++++ EXCERPTED RECORDS ++++

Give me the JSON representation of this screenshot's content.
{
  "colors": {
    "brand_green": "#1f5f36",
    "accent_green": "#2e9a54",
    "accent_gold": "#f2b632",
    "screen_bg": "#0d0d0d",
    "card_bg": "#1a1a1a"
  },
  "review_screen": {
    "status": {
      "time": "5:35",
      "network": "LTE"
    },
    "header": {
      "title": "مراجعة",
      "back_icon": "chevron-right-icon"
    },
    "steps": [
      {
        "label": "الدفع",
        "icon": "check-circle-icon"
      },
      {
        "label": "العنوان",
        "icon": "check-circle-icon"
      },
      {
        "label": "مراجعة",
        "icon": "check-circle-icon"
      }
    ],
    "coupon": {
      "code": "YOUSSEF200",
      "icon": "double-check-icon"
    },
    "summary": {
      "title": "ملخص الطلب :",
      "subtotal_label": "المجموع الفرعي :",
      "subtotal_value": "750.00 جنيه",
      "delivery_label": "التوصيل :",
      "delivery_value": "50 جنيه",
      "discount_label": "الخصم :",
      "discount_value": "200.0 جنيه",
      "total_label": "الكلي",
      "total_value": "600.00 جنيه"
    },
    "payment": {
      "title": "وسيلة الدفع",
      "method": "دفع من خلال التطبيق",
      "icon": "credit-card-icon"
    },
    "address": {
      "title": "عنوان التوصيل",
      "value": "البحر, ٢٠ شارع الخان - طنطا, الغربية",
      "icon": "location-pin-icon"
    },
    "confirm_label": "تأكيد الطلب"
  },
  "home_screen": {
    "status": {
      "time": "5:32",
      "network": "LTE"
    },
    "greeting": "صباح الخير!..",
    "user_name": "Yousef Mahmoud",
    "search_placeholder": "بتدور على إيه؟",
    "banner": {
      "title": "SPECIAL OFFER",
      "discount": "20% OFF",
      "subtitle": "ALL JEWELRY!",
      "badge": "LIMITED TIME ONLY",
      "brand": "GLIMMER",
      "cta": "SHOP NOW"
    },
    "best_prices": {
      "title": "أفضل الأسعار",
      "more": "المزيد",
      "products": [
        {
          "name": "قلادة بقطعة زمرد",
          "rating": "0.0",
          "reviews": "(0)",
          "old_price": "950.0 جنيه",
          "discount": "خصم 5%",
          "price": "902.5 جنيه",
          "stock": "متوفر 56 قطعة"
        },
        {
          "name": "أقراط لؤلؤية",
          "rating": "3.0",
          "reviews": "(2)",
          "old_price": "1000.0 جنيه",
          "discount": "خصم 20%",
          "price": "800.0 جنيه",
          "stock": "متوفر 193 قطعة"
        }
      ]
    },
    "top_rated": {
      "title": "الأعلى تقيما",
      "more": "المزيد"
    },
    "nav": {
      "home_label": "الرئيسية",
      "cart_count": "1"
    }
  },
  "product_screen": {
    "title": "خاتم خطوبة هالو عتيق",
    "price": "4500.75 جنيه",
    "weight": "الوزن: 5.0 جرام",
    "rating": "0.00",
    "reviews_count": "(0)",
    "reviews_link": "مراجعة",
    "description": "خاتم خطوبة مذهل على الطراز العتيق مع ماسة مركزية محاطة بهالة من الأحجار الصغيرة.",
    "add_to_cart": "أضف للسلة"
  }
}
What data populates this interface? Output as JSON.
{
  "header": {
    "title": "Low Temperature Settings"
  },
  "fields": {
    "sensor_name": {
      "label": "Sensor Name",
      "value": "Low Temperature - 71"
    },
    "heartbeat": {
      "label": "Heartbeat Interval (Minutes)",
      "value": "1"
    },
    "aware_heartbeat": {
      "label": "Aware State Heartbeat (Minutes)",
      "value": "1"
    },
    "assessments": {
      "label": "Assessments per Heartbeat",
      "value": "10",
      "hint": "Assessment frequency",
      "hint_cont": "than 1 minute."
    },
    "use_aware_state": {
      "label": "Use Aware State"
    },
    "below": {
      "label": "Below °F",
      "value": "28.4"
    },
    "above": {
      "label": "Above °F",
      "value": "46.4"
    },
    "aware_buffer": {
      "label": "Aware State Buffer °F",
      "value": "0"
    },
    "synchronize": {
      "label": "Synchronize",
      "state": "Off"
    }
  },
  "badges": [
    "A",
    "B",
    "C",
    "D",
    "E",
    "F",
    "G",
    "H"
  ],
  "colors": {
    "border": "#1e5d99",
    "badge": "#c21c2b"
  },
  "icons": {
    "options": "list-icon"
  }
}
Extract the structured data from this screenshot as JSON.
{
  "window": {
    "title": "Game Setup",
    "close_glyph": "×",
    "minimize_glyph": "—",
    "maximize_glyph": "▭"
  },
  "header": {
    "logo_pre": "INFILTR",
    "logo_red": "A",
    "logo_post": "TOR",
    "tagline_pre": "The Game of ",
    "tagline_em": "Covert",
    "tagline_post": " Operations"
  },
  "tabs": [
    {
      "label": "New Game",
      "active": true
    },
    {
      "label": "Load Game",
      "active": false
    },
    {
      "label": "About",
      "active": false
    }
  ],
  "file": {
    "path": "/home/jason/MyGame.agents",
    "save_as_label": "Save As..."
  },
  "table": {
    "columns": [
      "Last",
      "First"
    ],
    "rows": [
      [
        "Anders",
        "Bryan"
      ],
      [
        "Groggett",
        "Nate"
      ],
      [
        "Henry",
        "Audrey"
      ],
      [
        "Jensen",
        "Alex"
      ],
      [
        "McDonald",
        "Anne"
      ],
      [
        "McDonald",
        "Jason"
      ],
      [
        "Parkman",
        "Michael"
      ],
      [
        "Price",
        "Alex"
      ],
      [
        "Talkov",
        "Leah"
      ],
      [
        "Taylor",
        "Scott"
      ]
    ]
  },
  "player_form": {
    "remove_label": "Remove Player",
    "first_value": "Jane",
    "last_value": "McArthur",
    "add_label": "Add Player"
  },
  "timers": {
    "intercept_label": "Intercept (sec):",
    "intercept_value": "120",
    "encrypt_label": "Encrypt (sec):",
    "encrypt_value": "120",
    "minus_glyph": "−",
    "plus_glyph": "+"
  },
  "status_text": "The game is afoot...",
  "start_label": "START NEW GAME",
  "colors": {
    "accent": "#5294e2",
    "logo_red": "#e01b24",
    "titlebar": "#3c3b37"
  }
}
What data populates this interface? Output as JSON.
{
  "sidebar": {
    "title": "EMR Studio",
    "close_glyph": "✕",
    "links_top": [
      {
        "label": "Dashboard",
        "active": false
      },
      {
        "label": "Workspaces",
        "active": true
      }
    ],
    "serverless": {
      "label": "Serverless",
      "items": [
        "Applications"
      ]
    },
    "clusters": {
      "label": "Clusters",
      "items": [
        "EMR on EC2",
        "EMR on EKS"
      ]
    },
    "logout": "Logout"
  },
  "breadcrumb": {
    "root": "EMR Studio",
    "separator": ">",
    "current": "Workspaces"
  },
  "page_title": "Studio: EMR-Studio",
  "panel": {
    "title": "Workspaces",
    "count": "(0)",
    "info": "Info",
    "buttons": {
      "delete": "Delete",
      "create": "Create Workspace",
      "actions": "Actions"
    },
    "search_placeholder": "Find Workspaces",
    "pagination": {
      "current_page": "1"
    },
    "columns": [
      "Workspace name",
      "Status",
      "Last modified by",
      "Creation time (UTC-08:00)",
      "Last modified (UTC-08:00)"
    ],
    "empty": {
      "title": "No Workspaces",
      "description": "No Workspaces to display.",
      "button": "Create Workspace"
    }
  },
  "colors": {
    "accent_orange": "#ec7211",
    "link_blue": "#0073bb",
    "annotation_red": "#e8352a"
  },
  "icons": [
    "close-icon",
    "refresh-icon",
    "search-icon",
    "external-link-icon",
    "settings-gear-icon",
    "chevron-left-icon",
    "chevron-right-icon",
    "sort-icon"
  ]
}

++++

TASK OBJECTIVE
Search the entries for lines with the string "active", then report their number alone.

TASK SOLUTION
5